Rob Rossmanith spends most of his day lighting fires.
"Its a fun part of the job sometimes, it an also be a stressful part of the job," said Rossmanith.
Rossmanith is the park biologist at Jonathan Dickinson State Park in Hobe Sound.
He and dozens of fire rangers conducted a prescribed burn.
The focus is at the South End of Southeast Flora Avenue.
"It tough its part of the job the fire here right next to us is really hot so it's something we have to deal with," said Rossmanith.
The team usually waits until the summer. There's more moisture on the ground. But temperatures are in the 80's. The drought index is climbing, and the crew feels as though 300 acres needed to be burned today.
"If it gets too dry it gets shut down, we can't do any prescribed burns so that's why we have to do it now because we don't want any fires to escape," said Rossmanith.
Hot temperatures, dry conditions, and the wind. It's a tough mix if things get out of control.
"The fire will flare up, if something like that were to happen you can potentially have a problem," said Rossmanith.
A problem that sometimes can't be avoided. The team release on local weather forecasts.
"We try to burn year round different times of the year we have different winds so we try to take advantage of those winds," said Rossmanith.
In total, 3,000 acres of brush will be burned this year at Dickinson State Park. Brush that will blossom back to it's greenery.
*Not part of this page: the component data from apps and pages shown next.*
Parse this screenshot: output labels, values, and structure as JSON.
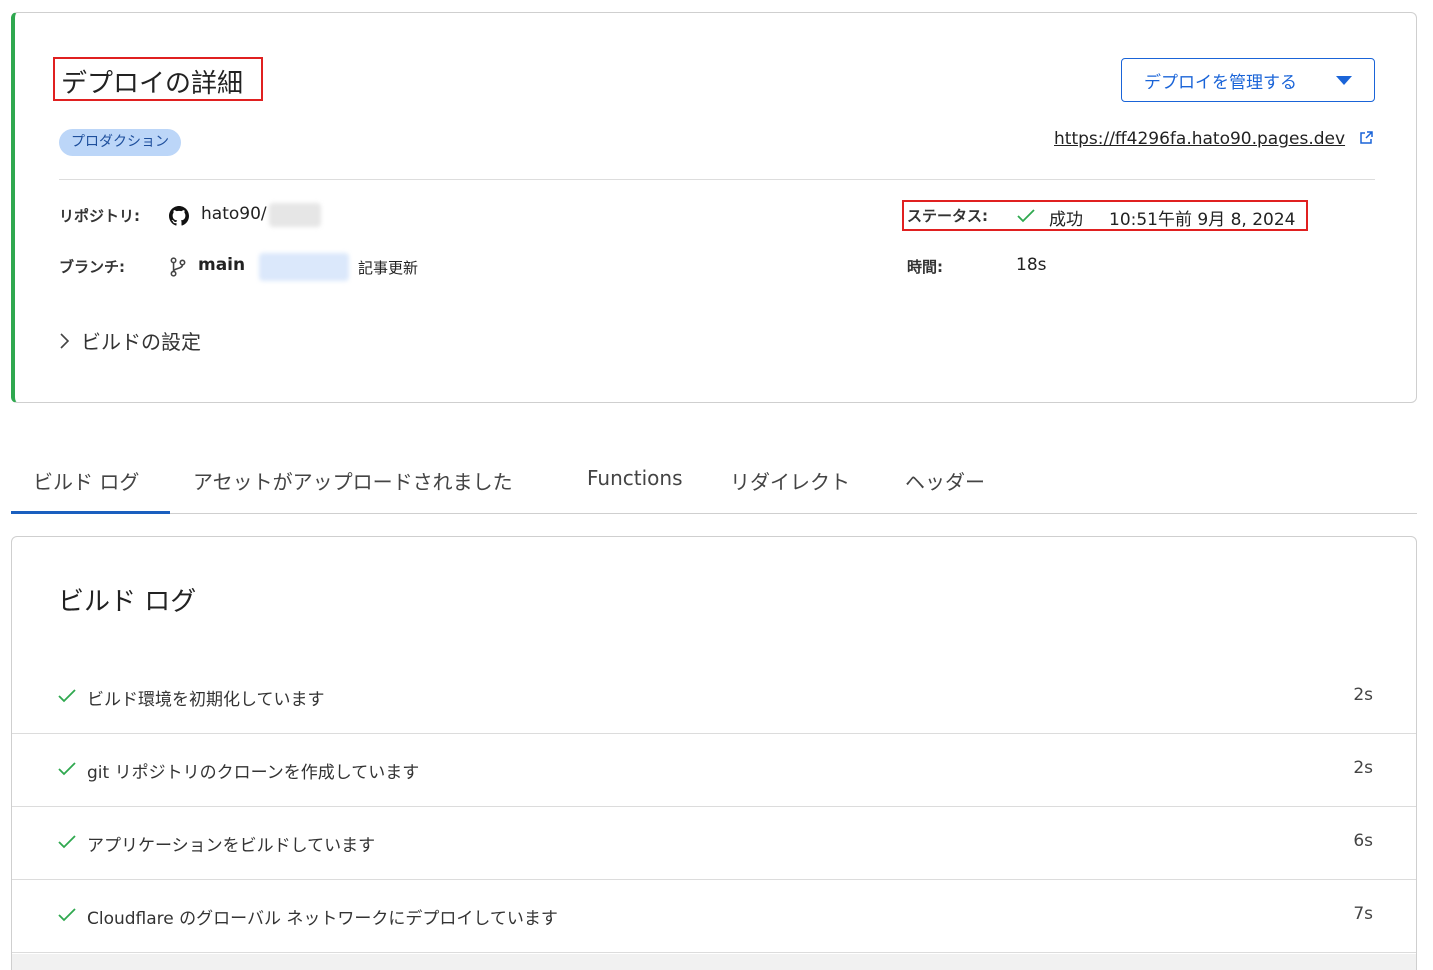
{
  "deploy": {
    "title": "デプロイの詳細",
    "manage_button_label": "デプロイを管理する",
    "environment_badge": "プロダクション",
    "url": "https://ff4296fa.hato90.pages.dev",
    "repository_label": "リポジトリ:",
    "repository_value": "hato90/",
    "branch_label": "ブランチ:",
    "branch_value": "main",
    "commit_message": "記事更新",
    "status_label": "ステータス:",
    "status_value": "成功",
    "status_time": "10:51午前 9月 8, 2024",
    "duration_label": "時間:",
    "duration_value": "18s",
    "build_settings_label": "ビルドの設定"
  },
  "tabs": [
    {
      "label": "ビルド ログ",
      "active": true
    },
    {
      "label": "アセットがアップロードされました",
      "active": false
    },
    {
      "label": "Functions",
      "active": false
    },
    {
      "label": "リダイレクト",
      "active": false
    },
    {
      "label": "ヘッダー",
      "active": false
    }
  ],
  "build_log": {
    "title": "ビルド ログ",
    "steps": [
      {
        "text": "ビルド環境を初期化しています",
        "duration": "2s"
      },
      {
        "text": "git リポジトリのクローンを作成しています",
        "duration": "2s"
      },
      {
        "text": "アプリケーションをビルドしています",
        "duration": "6s"
      },
      {
        "text": "Cloudflare のグローバル ネットワークにデプロイしています",
        "duration": "7s"
      }
    ]
  },
  "colors": {
    "accent": "#1a64d8",
    "success": "#2fa84f",
    "highlight": "#e02020"
  },
  "icons": {
    "repository": "github-icon",
    "branch": "git-branch-icon",
    "status": "check-icon",
    "url": "external-link-icon",
    "manage": "caret-down-icon",
    "build_settings": "chevron-right-icon"
  }
}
"Come back in 3 months, it will look gorgeous, people will notice who bike and hike, they know this is a good thing," said Rossmanith.